→ **AIM OF THE EXERCISE**:
When a line in the material contains the word "title", copy it.

*** SOURCE MATERIAL Section Begins ***

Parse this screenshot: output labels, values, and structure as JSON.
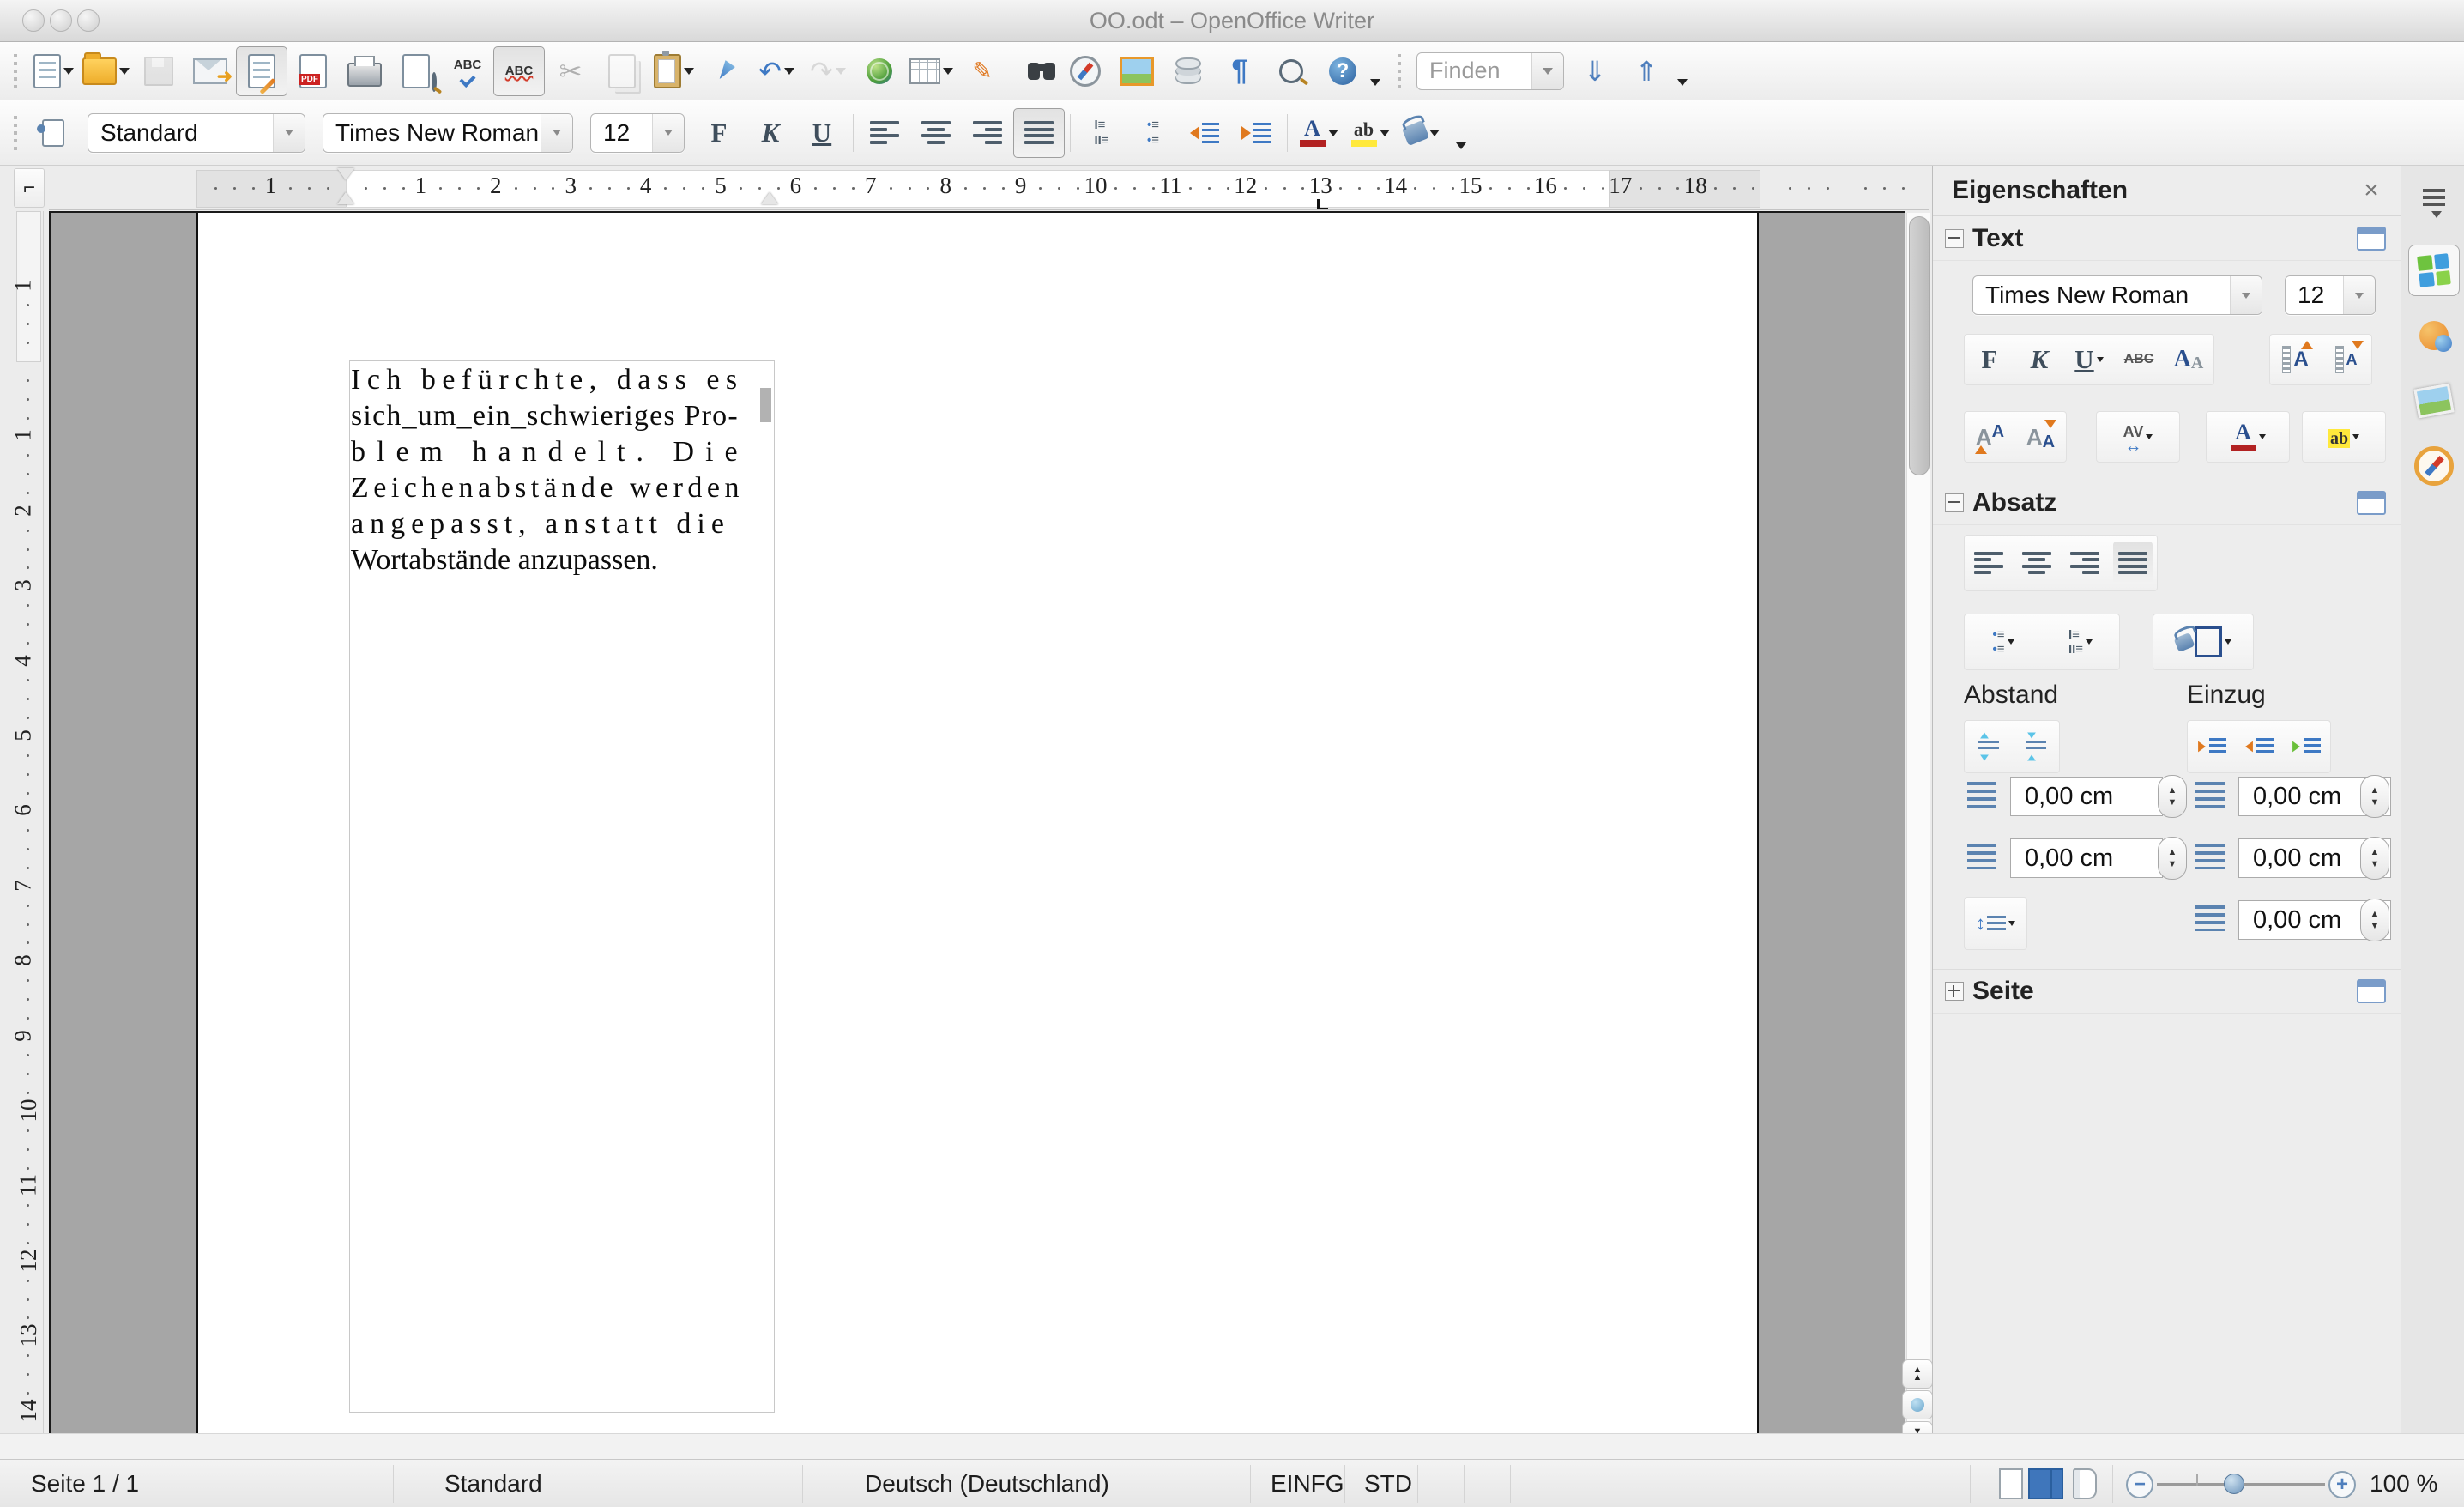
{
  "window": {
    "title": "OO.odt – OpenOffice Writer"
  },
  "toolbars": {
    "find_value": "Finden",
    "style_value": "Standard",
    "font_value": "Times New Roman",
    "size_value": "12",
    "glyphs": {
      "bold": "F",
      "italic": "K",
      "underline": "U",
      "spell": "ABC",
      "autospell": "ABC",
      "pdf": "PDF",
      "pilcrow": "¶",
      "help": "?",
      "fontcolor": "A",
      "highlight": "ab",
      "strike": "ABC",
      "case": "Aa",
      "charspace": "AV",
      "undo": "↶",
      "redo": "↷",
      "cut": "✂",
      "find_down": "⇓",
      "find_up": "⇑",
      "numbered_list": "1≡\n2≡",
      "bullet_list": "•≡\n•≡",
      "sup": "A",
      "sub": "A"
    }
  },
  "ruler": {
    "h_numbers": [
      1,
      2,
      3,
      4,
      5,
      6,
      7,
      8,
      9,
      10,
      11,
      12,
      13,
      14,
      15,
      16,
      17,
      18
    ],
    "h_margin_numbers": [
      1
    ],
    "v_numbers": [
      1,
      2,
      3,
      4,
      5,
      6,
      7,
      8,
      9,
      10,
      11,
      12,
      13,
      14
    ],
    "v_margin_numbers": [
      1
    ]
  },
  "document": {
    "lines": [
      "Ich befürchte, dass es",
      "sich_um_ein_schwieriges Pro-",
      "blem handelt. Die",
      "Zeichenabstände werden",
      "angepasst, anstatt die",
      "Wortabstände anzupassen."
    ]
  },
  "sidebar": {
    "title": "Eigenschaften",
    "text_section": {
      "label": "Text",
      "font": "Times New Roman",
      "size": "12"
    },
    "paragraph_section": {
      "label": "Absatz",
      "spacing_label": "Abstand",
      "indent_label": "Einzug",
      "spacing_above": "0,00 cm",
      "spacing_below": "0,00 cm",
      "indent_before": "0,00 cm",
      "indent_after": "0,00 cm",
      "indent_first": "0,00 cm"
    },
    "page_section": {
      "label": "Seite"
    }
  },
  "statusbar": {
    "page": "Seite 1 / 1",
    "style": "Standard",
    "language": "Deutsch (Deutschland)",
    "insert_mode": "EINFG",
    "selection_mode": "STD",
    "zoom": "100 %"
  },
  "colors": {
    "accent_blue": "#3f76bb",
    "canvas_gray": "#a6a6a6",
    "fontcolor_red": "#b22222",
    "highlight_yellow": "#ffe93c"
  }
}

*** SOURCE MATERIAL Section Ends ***

→ **RESULT FOR THIS TASK**:
    "title": "OO.odt – OpenOffice Writer"
    "title": "Eigenschaften",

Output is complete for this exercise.